609754 CHICAGO MILITARY HS -87.61922 41.83055 TRUE DOUGLAS

Conclusion

pointdexter finds the boundaries of whatever polygon you give so that you can identify coordinate pairs that lie within it. This is useful when wanting to generate local statistics for particular communities.

# identify the school ratings for high schools in Austin ---- 

# filter cps schools
austin.hs <-
  cps_sy1819[cps_sy1819$community == "AUSTIN" & cps_sy1819$is_high_school, ]

# arrange data by overall rating
austin.hs <- austin.hs[order(austin.hs$overall_rating), ]

# show results
kable(austin.hs[, c(relevant.columns , "overall_rating",
              "is_high_school", "community")]
      , caption = "Table 6. Austin's highest rank high school is YCCS - Scholastic Academy, SY1819"
        , row.names = FALSE)
Table 6. Austin’s highest rank high school is YCCS - Scholastic Academy, SY1819
school_id short_name school_longitude school_latitude overall_rating is_high_school community
400123 YCCS - SCHOLASTIC ACHIEVEMENT -87.74254 41.88045 Level 1+ TRUE AUSTIN
400127 YCCS - AUSTIN CAREER -87.76022 41.89498 Level 1 TRUE AUSTIN
400144 YCCS - WESTSIDE HOLISTIC -87.74881 41.90224 Level 1 TRUE AUSTIN
610244 CLARK HS -87.75333 41.87288 Level 2+ TRUE AUSTIN
610245 DOUGLASS HS -87.76767 41.89037 Level 2 TRUE AUSTIN
610518 AUSTIN CCA HS -87.76192 41.88599 Level 2 TRUE AUSTIN

Session Info

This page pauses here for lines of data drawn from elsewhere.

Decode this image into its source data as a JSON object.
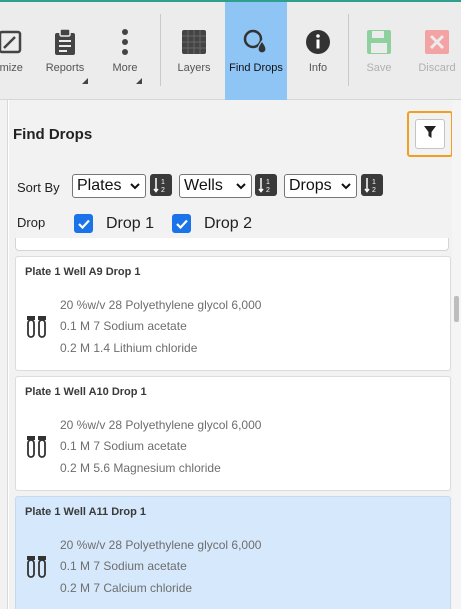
{
  "toolbar": {
    "items": [
      {
        "label": "imize",
        "icon": "optimize-icon"
      },
      {
        "label": "Reports",
        "icon": "clipboard-icon"
      },
      {
        "label": "More",
        "icon": "more-vertical-icon"
      },
      {
        "label": "Layers",
        "icon": "layers-icon"
      },
      {
        "label": "Find Drops",
        "icon": "find-drops-icon"
      },
      {
        "label": "Info",
        "icon": "info-icon"
      },
      {
        "label": "Save",
        "icon": "save-icon"
      },
      {
        "label": "Discard",
        "icon": "discard-icon"
      }
    ],
    "active_color": "#8ec5f5",
    "save_color": "#8fd19e",
    "discard_color": "#f3a3a3"
  },
  "panel": {
    "title": "Find Drops",
    "filter_icon": "funnel-icon",
    "filter_highlight_color": "#f0a020"
  },
  "sort": {
    "label": "Sort By",
    "selects": [
      "Plates",
      "Wells",
      "Drops"
    ]
  },
  "drop_filter": {
    "label": "Drop",
    "options": [
      {
        "label": "Drop 1",
        "checked": true
      },
      {
        "label": "Drop 2",
        "checked": true
      }
    ],
    "check_color": "#1a73e8"
  },
  "drops": [
    {
      "title": "Plate 1 Well A9 Drop 1",
      "lines": [
        "20 %w/v 28 Polyethylene glycol 6,000",
        "0.1 M 7 Sodium acetate",
        "0.2 M 1.4 Lithium chloride"
      ],
      "selected": false
    },
    {
      "title": "Plate 1 Well A10 Drop 1",
      "lines": [
        "20 %w/v 28 Polyethylene glycol 6,000",
        "0.1 M 7 Sodium acetate",
        "0.2 M 5.6 Magnesium chloride"
      ],
      "selected": false
    },
    {
      "title": "Plate 1 Well A11 Drop 1",
      "lines": [
        "20 %w/v 28 Polyethylene glycol 6,000",
        "0.1 M 7 Sodium acetate",
        "0.2 M 7 Calcium chloride"
      ],
      "selected": true
    }
  ],
  "selected_color": "#d6e8fb"
}
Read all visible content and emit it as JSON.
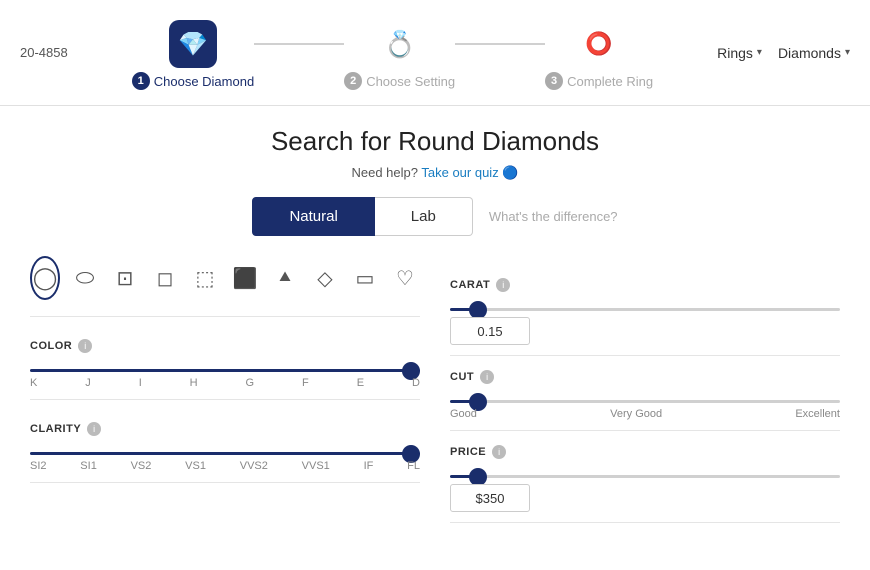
{
  "header": {
    "phone": "20-4858",
    "nav": [
      {
        "label": "Rings",
        "id": "rings"
      },
      {
        "label": "Diamonds",
        "id": "diamonds"
      }
    ]
  },
  "steps": [
    {
      "number": "1",
      "label": "Choose Diamond",
      "state": "active",
      "icon": "💎"
    },
    {
      "number": "2",
      "label": "Choose Setting",
      "state": "inactive",
      "icon": "💍"
    },
    {
      "number": "3",
      "label": "Complete Ring",
      "state": "inactive",
      "icon": "⭕"
    }
  ],
  "search": {
    "title": "Search for Round Diamonds",
    "help_text": "Need help?",
    "quiz_link": "Take our quiz",
    "toggle": {
      "natural_label": "Natural",
      "lab_label": "Lab",
      "diff_label": "What's the difference?"
    }
  },
  "shapes": [
    {
      "id": "round",
      "symbol": "◯",
      "selected": true
    },
    {
      "id": "oval",
      "symbol": "⬭",
      "selected": false
    },
    {
      "id": "cushion",
      "symbol": "▢",
      "selected": false
    },
    {
      "id": "princess",
      "symbol": "◻",
      "selected": false
    },
    {
      "id": "asscher",
      "symbol": "⬜",
      "selected": false
    },
    {
      "id": "radiant",
      "symbol": "⬛",
      "selected": false
    },
    {
      "id": "pear",
      "symbol": "🔻",
      "selected": false
    },
    {
      "id": "marquise",
      "symbol": "◇",
      "selected": false
    },
    {
      "id": "emerald",
      "symbol": "⬜",
      "selected": false
    },
    {
      "id": "heart",
      "symbol": "♡",
      "selected": false
    }
  ],
  "filters": {
    "color": {
      "label": "COLOR",
      "ticks": [
        "K",
        "J",
        "I",
        "H",
        "G",
        "F",
        "E",
        "D"
      ],
      "value_min": 0,
      "value_max": 100
    },
    "clarity": {
      "label": "CLARITY",
      "ticks": [
        "SI2",
        "SI1",
        "VS2",
        "VS1",
        "VVS2",
        "VVS1",
        "IF",
        "FL"
      ],
      "value_min": 0,
      "value_max": 100
    },
    "carat": {
      "label": "CARAT",
      "value": "0.15"
    },
    "cut": {
      "label": "CUT",
      "ticks": [
        "Good",
        "Very Good",
        "Excellent"
      ]
    },
    "price": {
      "label": "PRICE",
      "value": "$350"
    }
  }
}
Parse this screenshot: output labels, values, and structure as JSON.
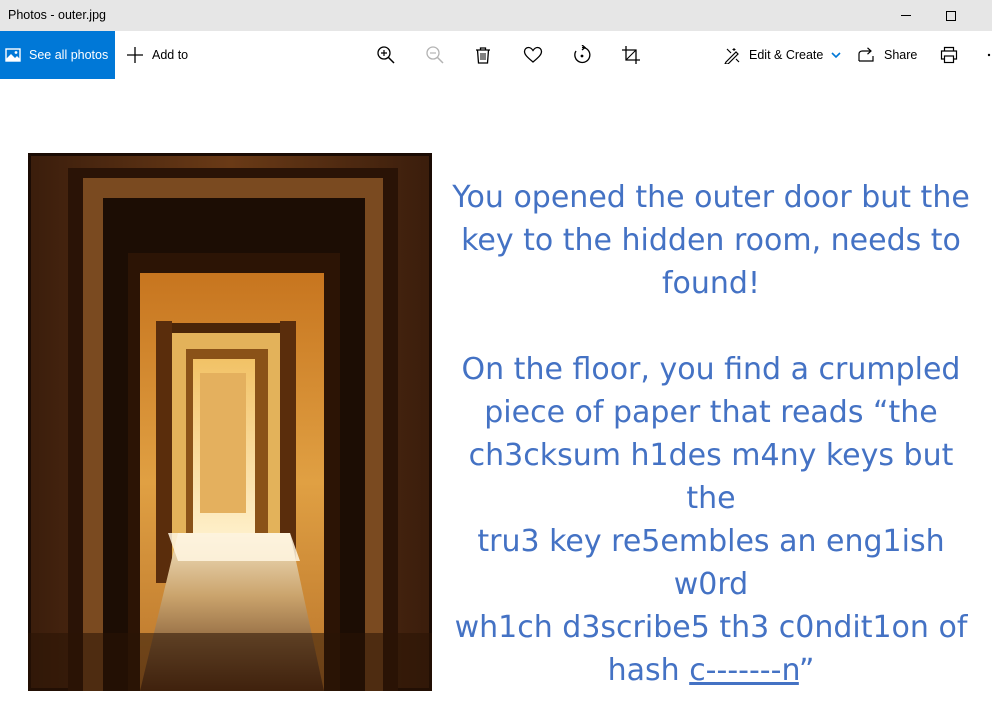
{
  "window": {
    "title": "Photos - outer.jpg"
  },
  "toolbar": {
    "see_all_label": "See all photos",
    "add_to_label": "Add to",
    "edit_label": "Edit & Create",
    "share_label": "Share",
    "accent": "#0078d7"
  },
  "message": {
    "para1": [
      "You opened the outer door but the",
      "key to the hidden room, needs to",
      "found!"
    ],
    "para2": [
      "On the floor, you find a crumpled",
      "piece of paper that reads “the",
      "ch3cksum h1des m4ny keys but the",
      "tru3 key re5embles an eng1ish w0rd",
      "wh1ch d3scribe5 th3 c0ndit1on of"
    ],
    "last_prefix": "hash ",
    "last_underlined": "c-------n",
    "last_suffix": "”",
    "color": "#4472c4"
  }
}
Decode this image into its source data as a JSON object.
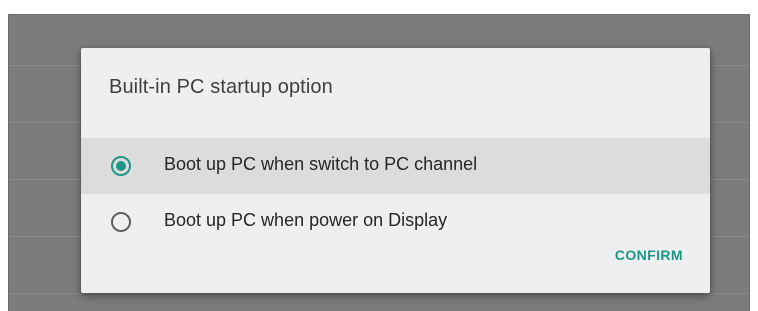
{
  "dialog": {
    "title": "Built-in PC startup option",
    "options": [
      {
        "label": "Boot up PC when switch to PC channel",
        "selected": true
      },
      {
        "label": "Boot up PC when power on Display",
        "selected": false
      }
    ],
    "confirm_label": "CONFIRM"
  },
  "colors": {
    "accent": "#1e9687",
    "dialog_background": "#eeeff0",
    "selected_row": "#dcdcdc",
    "backdrop": "#7c7c7c"
  }
}
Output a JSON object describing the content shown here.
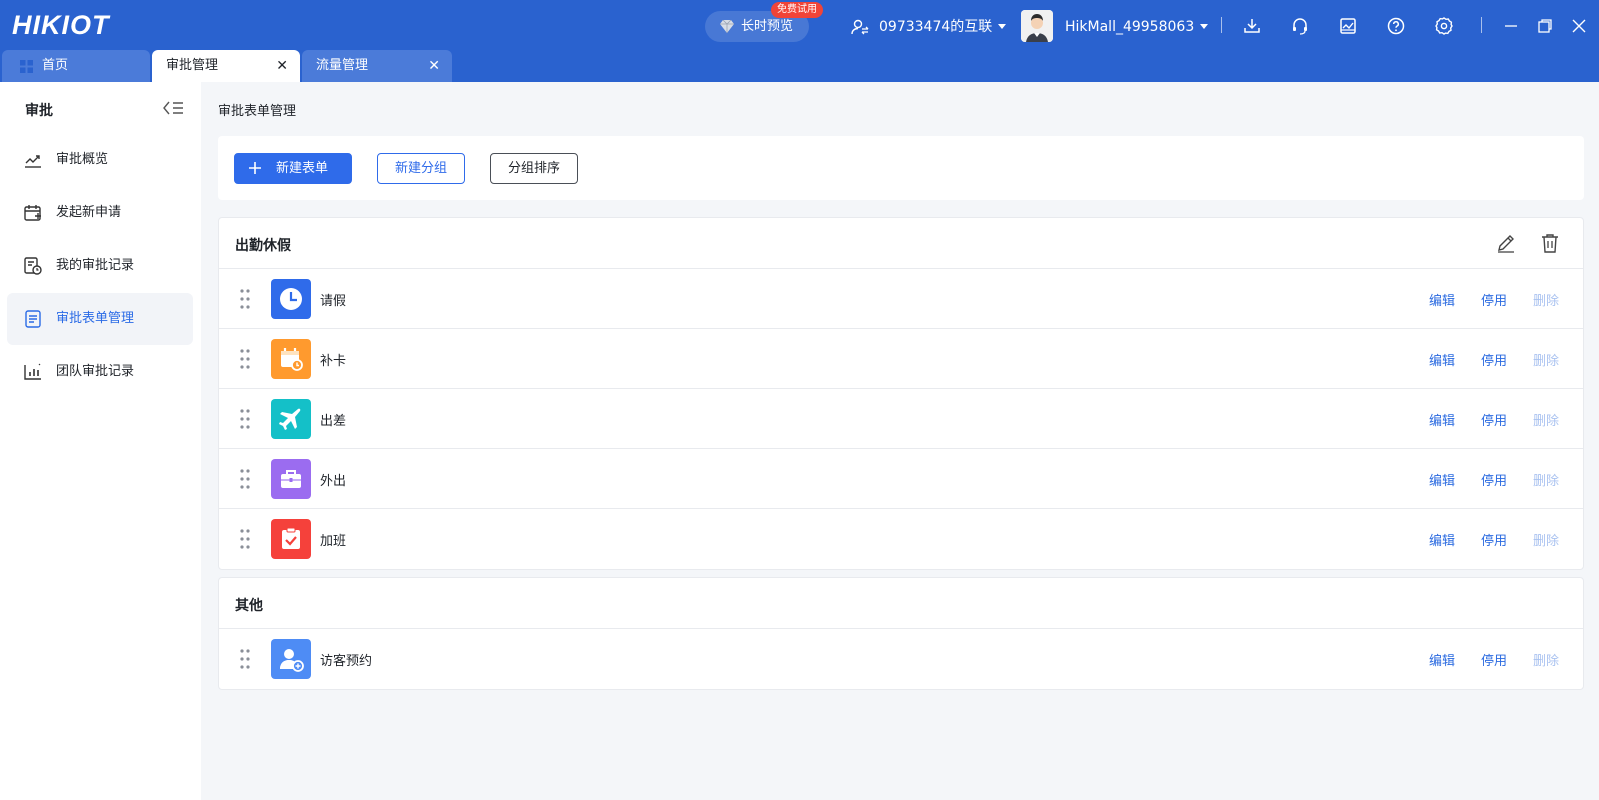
{
  "app": {
    "logo": "HIKIOT"
  },
  "header": {
    "trial_label": "长时预览",
    "trial_badge": "免费试用",
    "org_name": "09733474的互联",
    "user_name": "HikMall_49958063",
    "icons": [
      "download-icon",
      "headset-icon",
      "monitor-icon",
      "help-icon",
      "gear-icon",
      "minimize-icon",
      "restore-icon",
      "close-icon"
    ]
  },
  "tabs": [
    {
      "label": "首页"
    },
    {
      "label": "审批管理"
    },
    {
      "label": "流量管理"
    }
  ],
  "sidebar": {
    "title": "审批",
    "items": [
      {
        "label": "审批概览"
      },
      {
        "label": "发起新申请"
      },
      {
        "label": "我的审批记录"
      },
      {
        "label": "审批表单管理"
      },
      {
        "label": "团队审批记录"
      }
    ]
  },
  "main": {
    "breadcrumb": "审批表单管理",
    "toolbar": {
      "new_form": "新建表单",
      "new_group": "新建分组",
      "sort_group": "分组排序"
    },
    "actions": {
      "edit": "编辑",
      "disable": "停用",
      "delete": "删除"
    },
    "groups": [
      {
        "name": "出勤休假",
        "forms": [
          {
            "name": "请假",
            "color": "#2f6bea"
          },
          {
            "name": "补卡",
            "color": "#ff9a2e"
          },
          {
            "name": "出差",
            "color": "#14c0c8"
          },
          {
            "name": "外出",
            "color": "#9b6cf0"
          },
          {
            "name": "加班",
            "color": "#f5413b"
          }
        ]
      },
      {
        "name": "其他",
        "forms": [
          {
            "name": "访客预约",
            "color": "#4e8cf5"
          }
        ]
      }
    ]
  }
}
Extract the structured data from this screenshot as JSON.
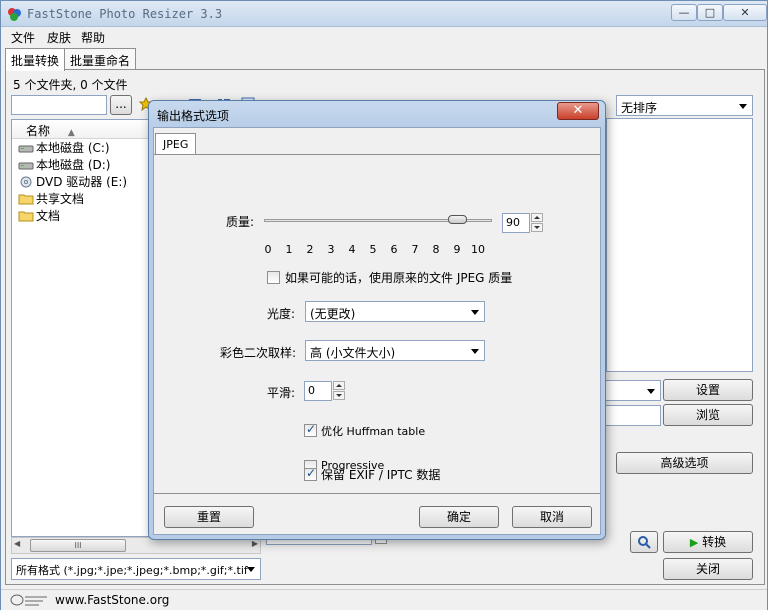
{
  "window": {
    "title": "FastStone Photo Resizer 3.3"
  },
  "menu": [
    "文件",
    "皮肤",
    "帮助"
  ],
  "tabs": [
    "批量转换",
    "批量重命名"
  ],
  "file_count": "5 个文件夹, 0 个文件",
  "browse_small": "...",
  "tree": {
    "column_header": "名称",
    "items": [
      {
        "label": "本地磁盘 (C:)",
        "icon": "drive-icon"
      },
      {
        "label": "本地磁盘 (D:)",
        "icon": "drive-icon"
      },
      {
        "label": "DVD 驱动器 (E:)",
        "icon": "dvd-icon"
      },
      {
        "label": "共享文档",
        "icon": "folder-icon"
      },
      {
        "label": "文档",
        "icon": "folder-icon"
      }
    ]
  },
  "scroll_grip": "III",
  "filter": "所有格式 (*.jpg;*.jpe;*.jpeg;*.bmp;*.gif;*.tif",
  "sort": {
    "value": "无排序"
  },
  "buttons": {
    "settings": "设置",
    "browse": "浏览",
    "advanced": "高级选项",
    "convert": "转换",
    "close": "关闭"
  },
  "status": {
    "url": "www.FastStone.org"
  },
  "dialog": {
    "title": "输出格式选项",
    "close": "✕",
    "tab": "JPEG",
    "quality_label": "质量:",
    "quality_value": "90",
    "quality_fraction": 0.9,
    "ticks": [
      "0",
      "1",
      "2",
      "3",
      "4",
      "5",
      "6",
      "7",
      "8",
      "9",
      "10"
    ],
    "use_original": "如果可能的话，使用原来的文件 JPEG 质量",
    "brightness_label": "光度:",
    "brightness_value": "(无更改)",
    "subsampling_label": "彩色二次取样:",
    "subsampling_value": "高 (小文件大小)",
    "smoothing_label": "平滑:",
    "smoothing_value": "0",
    "optimize_huffman": "优化 Huffman table",
    "progressive": "Progressive",
    "keep_exif": "保留 EXIF / IPTC 数据",
    "reset": "重置",
    "ok": "确定",
    "cancel": "取消"
  }
}
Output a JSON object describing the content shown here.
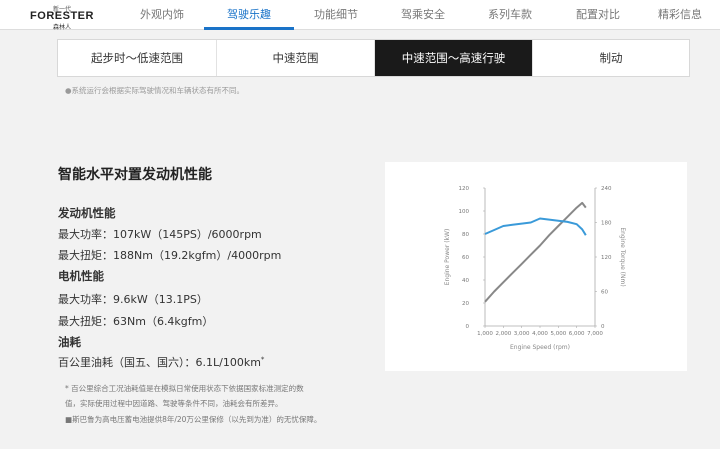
{
  "logo": {
    "small": "新一代",
    "main": "FORESTER",
    "cn": "森林人"
  },
  "nav": {
    "items": [
      "外观内饰",
      "驾驶乐趣",
      "功能细节",
      "驾乘安全",
      "系列车款",
      "配置对比",
      "精彩信息"
    ],
    "active_index": 1
  },
  "subtabs": {
    "items": [
      "起步时～低速范围",
      "中速范围",
      "中速范围～高速行驶",
      "制动"
    ],
    "active_index": 2
  },
  "notice": "●系统运行会根据实际驾驶情况和车辆状态有所不同。",
  "performance": {
    "title": "智能水平对置发动机性能",
    "engine_heading": "发动机性能",
    "engine_power": "最大功率：107kW（145PS）/6000rpm",
    "engine_torque": "最大扭矩：188Nm（19.2kgfm）/4000rpm",
    "motor_heading": "电机性能",
    "motor_power": "最大功率：9.6kW（13.1PS）",
    "motor_torque": "最大扭矩：63Nm（6.4kgfm）",
    "fuel_heading": "油耗",
    "fuel_value": "百公里油耗（国五、国六）：6.1L/100km",
    "fuel_mark": "*"
  },
  "footnotes": [
    "* 百公里综合工况油耗值是在模拟日常使用状态下依据国家标准测定的数",
    "值，实际使用过程中因道路、驾驶等条件不同，油耗会有所差异。",
    "■斯巴鲁为高电压蓄电池提供8年/20万公里保修（以先到为准）的无忧保障。"
  ],
  "chart_data": {
    "type": "line",
    "xlabel": "Engine Speed (rpm)",
    "ylabel_left": "Engine Power (kW)",
    "ylabel_right": "Engine Torque (Nm)",
    "xlim": [
      1000,
      7000
    ],
    "ylim_left": [
      0,
      120
    ],
    "ylim_right": [
      0,
      240
    ],
    "x_ticks": [
      "1,000",
      "2,000",
      "3,000",
      "4,000",
      "5,000",
      "6,000",
      "7,000"
    ],
    "y_left_ticks": [
      "0",
      "20",
      "40",
      "60",
      "80",
      "100",
      "120"
    ],
    "y_right_ticks": [
      "0",
      "60",
      "120",
      "180",
      "240"
    ],
    "series": [
      {
        "axis": "left",
        "color": "#888888",
        "x": [
          1000,
          1500,
          2000,
          2500,
          3000,
          3500,
          4000,
          4500,
          5000,
          5500,
          6000,
          6300,
          6500
        ],
        "y": [
          21,
          30,
          38,
          46,
          54,
          62,
          70,
          79,
          87,
          95,
          103,
          107,
          103
        ]
      },
      {
        "axis": "right",
        "color": "#3a9ad9",
        "x": [
          1000,
          1500,
          2000,
          2500,
          3000,
          3500,
          4000,
          4500,
          5000,
          5500,
          6000,
          6300,
          6500
        ],
        "y": [
          160,
          167,
          174,
          176,
          178,
          180,
          187,
          185,
          183,
          181,
          177,
          168,
          158
        ]
      }
    ]
  }
}
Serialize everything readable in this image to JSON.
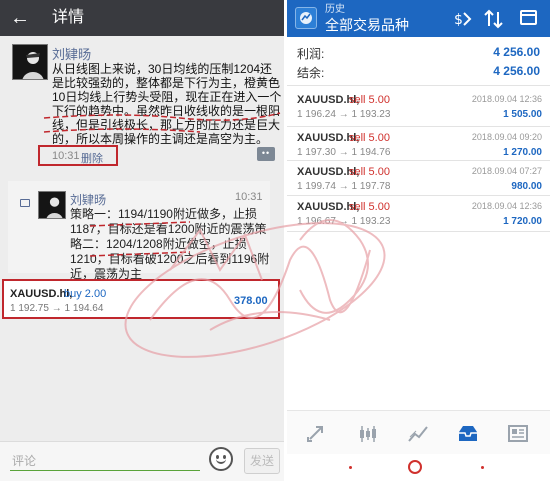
{
  "left": {
    "header": {
      "back": "←",
      "title": "详情"
    },
    "post": {
      "author": "刘肄旸",
      "text": "从日线图上来说，30日均线的压制1204还是比较强劲的，整体都是下行为主，橙黄色10日均线上行势头受阻，现在正在进入一个下行的趋势中。虽然昨日收线收的是一根阳线，但是引线极长，那上方的压力还是巨大的，所以本周操作的主调还是高空为主。",
      "time": "10:31",
      "delete_label": "删除",
      "more_icon": "••"
    },
    "comment": {
      "author": "刘肄旸",
      "time": "10:31",
      "text": "策略一：1194/1190附近做多，止损1187，目标还是看1200附近的震荡策略二：1204/1208附近做空，止损1210，目标看破1200之后看到1196附近，震荡为主"
    },
    "trade_card": {
      "symbol": "XAUUSD.hl,",
      "type": "buy 2.00",
      "prices": "1 192.75 → 1 194.64",
      "profit": "378.00"
    },
    "input": {
      "placeholder": "评论",
      "send_label": "发送"
    }
  },
  "right": {
    "header": {
      "subtitle": "历史",
      "title": "全部交易品种"
    },
    "summary": [
      {
        "label": "利润:",
        "value": "4 256.00"
      },
      {
        "label": "结余:",
        "value": "4 256.00"
      }
    ],
    "trades": [
      {
        "symbol": "XAUUSD.hl,",
        "type": "sell 5.00",
        "date": "2018.09.04 12:36",
        "prices": "1 196.24 → 1 193.23",
        "profit": "1 505.00"
      },
      {
        "symbol": "XAUUSD.hl,",
        "type": "sell 5.00",
        "date": "2018.09.04 09:20",
        "prices": "1 197.30 → 1 194.76",
        "profit": "1 270.00"
      },
      {
        "symbol": "XAUUSD.hl,",
        "type": "sell 5.00",
        "date": "2018.09.04 07:27",
        "prices": "1 199.74 → 1 197.78",
        "profit": "980.00"
      },
      {
        "symbol": "XAUUSD.hl,",
        "type": "sell 5.00",
        "date": "2018.09.04 12:36",
        "prices": "1 196.67 → 1 193.23",
        "profit": "1 720.00"
      }
    ],
    "toolbar_icons": [
      "quotes-icon",
      "chart-icon",
      "trade-icon",
      "history-icon",
      "news-icon"
    ]
  },
  "colors": {
    "accent_blue": "#1d67c1",
    "sell_red": "#d0312d",
    "highlight_red": "#c0272d",
    "wechat_dark": "#393a3f"
  }
}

sessionInfo()
## R version 3.5.2 (2018-12-20)
## Platform: x86_64-apple-darwin15.6.0 (64-bit)
## Running under: macOS High Sierra 10.13.6
## 
## Matrix products: default
## BLAS: /Library/Frameworks/R.framework/Versions/3.5/Resources/lib/libRblas.0.dylib
## LAPACK: /Library/Frameworks/R.framework/Versions/3.5/Resources/lib/libRlapack.dylib
## 
## locale:
## [1] C/en_US.UTF-8/en_US.UTF-8/C/en_US.UTF-8/en_US.UTF-8
## 
## attached base packages:
## [1] stats     graphics  grDevices utils     datasets  methods   base     
## 
## other attached packages:
## [1] knitr_1.21        sp_1.3-1          pointdexter_0.1.1
## 
## loaded via a namespace (and not attached):
##  [1] Rcpp_1.0.0      lattice_0.20-38 class_7.3-14    sf_0.7-2       
##  [5] digest_0.6.18   grid_3.5.2      DBI_1.0.0       magrittr_1.5   
##  [9] units_0.6-2     e1071_1.7-0     evaluate_0.12   highr_0.7      
## [13] stringi_1.2.4   rmarkdown_1.11  tools_3.5.2     stringr_1.3.1  
## [17] splancs_2.01-40 xfun_0.4        yaml_2.2.0      compiler_3.5.2 
## [21] classInt_0.3-1  htmltools_0.3.6